- _Record excerpts_:
.....

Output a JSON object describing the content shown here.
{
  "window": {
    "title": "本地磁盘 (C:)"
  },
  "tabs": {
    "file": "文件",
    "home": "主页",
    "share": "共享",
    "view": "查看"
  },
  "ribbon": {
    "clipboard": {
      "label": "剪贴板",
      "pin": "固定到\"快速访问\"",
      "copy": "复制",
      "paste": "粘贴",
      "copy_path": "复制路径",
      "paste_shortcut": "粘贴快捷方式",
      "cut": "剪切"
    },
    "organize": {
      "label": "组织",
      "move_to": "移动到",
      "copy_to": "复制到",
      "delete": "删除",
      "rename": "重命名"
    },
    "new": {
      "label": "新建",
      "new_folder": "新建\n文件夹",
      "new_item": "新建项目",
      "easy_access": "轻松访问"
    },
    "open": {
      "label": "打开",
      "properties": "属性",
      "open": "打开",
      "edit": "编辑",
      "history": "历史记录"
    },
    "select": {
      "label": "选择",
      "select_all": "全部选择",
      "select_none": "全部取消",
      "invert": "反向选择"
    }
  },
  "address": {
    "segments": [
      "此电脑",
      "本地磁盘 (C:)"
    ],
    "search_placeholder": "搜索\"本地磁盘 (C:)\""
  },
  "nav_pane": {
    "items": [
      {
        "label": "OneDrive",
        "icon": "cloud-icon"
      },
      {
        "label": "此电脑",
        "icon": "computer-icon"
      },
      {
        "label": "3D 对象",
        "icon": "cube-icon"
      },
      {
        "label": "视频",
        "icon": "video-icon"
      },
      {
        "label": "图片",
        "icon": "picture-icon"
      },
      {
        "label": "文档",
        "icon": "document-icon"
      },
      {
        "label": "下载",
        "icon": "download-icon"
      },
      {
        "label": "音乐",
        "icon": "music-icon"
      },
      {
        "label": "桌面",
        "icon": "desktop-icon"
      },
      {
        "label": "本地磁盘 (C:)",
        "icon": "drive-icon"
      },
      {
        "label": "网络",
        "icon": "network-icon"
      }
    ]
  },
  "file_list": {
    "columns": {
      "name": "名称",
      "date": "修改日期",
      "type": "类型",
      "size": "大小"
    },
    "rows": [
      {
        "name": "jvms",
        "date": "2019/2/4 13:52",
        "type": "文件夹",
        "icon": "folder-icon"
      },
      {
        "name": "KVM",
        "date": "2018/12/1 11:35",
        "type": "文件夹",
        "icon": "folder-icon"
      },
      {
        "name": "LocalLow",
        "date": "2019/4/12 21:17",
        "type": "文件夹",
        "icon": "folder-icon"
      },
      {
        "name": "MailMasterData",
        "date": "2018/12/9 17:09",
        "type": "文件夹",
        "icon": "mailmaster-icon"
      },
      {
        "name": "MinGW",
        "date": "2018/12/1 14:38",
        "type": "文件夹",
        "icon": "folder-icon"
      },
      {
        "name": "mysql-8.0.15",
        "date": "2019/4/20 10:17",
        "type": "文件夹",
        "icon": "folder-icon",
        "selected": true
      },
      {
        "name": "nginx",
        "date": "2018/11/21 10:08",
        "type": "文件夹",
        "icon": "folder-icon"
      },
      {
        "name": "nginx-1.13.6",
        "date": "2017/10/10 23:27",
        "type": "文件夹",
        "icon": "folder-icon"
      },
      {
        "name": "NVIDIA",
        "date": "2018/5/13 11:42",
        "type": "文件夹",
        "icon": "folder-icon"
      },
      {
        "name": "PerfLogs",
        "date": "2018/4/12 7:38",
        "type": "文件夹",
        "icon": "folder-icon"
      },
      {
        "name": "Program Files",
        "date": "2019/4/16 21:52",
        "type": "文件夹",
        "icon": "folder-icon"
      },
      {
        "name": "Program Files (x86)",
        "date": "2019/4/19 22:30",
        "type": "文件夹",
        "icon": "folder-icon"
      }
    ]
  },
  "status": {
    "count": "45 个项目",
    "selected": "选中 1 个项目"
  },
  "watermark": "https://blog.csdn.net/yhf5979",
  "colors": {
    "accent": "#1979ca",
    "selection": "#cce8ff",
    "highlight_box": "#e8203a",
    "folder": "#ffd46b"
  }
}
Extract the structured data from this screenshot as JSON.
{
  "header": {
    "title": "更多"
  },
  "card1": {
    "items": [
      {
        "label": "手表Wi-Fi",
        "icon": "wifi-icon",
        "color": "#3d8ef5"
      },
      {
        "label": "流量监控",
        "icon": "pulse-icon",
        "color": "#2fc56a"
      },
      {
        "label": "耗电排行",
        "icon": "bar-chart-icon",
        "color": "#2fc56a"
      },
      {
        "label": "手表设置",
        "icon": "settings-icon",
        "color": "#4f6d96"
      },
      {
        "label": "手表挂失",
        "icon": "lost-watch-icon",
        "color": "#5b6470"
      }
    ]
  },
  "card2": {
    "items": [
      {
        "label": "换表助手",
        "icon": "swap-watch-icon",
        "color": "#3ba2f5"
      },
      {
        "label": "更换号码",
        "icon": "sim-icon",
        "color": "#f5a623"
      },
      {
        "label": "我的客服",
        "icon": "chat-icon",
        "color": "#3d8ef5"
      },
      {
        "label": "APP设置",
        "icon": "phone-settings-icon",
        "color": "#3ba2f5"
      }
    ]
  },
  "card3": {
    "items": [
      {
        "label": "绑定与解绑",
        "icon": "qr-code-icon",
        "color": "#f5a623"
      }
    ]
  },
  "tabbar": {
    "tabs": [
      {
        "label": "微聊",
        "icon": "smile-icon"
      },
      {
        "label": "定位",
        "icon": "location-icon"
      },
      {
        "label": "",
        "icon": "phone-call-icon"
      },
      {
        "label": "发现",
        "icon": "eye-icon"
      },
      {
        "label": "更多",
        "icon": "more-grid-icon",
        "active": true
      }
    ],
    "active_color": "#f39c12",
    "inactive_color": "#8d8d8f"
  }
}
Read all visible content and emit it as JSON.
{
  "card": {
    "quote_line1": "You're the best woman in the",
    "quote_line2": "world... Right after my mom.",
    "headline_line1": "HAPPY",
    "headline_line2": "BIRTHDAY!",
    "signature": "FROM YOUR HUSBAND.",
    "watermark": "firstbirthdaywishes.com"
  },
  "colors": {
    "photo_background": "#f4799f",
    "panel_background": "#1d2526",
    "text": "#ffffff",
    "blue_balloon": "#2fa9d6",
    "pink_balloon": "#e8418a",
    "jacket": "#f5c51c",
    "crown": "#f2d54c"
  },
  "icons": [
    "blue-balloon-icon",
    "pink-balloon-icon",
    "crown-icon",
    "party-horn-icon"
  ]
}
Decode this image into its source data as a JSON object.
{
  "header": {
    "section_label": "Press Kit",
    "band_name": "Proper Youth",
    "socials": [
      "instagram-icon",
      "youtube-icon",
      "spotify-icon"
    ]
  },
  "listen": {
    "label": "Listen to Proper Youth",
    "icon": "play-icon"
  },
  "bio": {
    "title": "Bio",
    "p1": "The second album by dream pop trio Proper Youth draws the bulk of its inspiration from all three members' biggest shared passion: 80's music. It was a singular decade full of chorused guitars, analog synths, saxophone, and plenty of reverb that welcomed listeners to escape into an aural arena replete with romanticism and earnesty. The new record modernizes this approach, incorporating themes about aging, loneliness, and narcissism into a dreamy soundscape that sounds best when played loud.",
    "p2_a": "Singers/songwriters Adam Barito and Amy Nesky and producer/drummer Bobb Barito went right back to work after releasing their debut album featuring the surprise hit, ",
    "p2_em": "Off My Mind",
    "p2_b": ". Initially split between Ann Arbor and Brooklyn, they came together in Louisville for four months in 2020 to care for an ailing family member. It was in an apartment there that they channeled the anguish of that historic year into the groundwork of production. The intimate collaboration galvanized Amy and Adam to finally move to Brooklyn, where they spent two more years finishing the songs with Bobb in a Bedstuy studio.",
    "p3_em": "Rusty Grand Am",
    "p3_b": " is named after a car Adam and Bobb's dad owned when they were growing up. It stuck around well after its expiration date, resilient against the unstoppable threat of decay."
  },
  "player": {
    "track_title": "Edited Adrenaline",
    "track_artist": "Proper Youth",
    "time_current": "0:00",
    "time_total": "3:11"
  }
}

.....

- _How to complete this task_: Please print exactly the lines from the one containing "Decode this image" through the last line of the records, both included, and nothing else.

- _Exercise answer_:
Decode this image into its source data as a JSON object.
{
  "header": {
    "section_label": "Press Kit",
    "band_name": "Proper Youth",
    "socials": [
      "instagram-icon",
      "youtube-icon",
      "spotify-icon"
    ]
  },
  "listen": {
    "label": "Listen to Proper Youth",
    "icon": "play-icon"
  },
  "bio": {
    "title": "Bio",
    "p1": "The second album by dream pop trio Proper Youth draws the bulk of its inspiration from all three members' biggest shared passion: 80's music. It was a singular decade full of chorused guitars, analog synths, saxophone, and plenty of reverb that welcomed listeners to escape into an aural arena replete with romanticism and earnesty. The new record modernizes this approach, incorporating themes about aging, loneliness, and narcissism into a dreamy soundscape that sounds best when played loud.",
    "p2_a": "Singers/songwriters Adam Barito and Amy Nesky and producer/drummer Bobb Barito went right back to work after releasing their debut album featuring the surprise hit, ",
    "p2_em": "Off My Mind",
    "p2_b": ". Initially split between Ann Arbor and Brooklyn, they came together in Louisville for four months in 2020 to care for an ailing family member. It was in an apartment there that they channeled the anguish of that historic year into the groundwork of production. The intimate collaboration galvanized Amy and Adam to finally move to Brooklyn, where they spent two more years finishing the songs with Bobb in a Bedstuy studio.",
    "p3_em": "Rusty Grand Am",
    "p3_b": " is named after a car Adam and Bobb's dad owned when they were growing up. It stuck around well after its expiration date, resilient against the unstoppable threat of decay."
  },
  "player": {
    "track_title": "Edited Adrenaline",
    "track_artist": "Proper Youth",
    "time_current": "0:00",
    "time_total": "3:11"
  }
}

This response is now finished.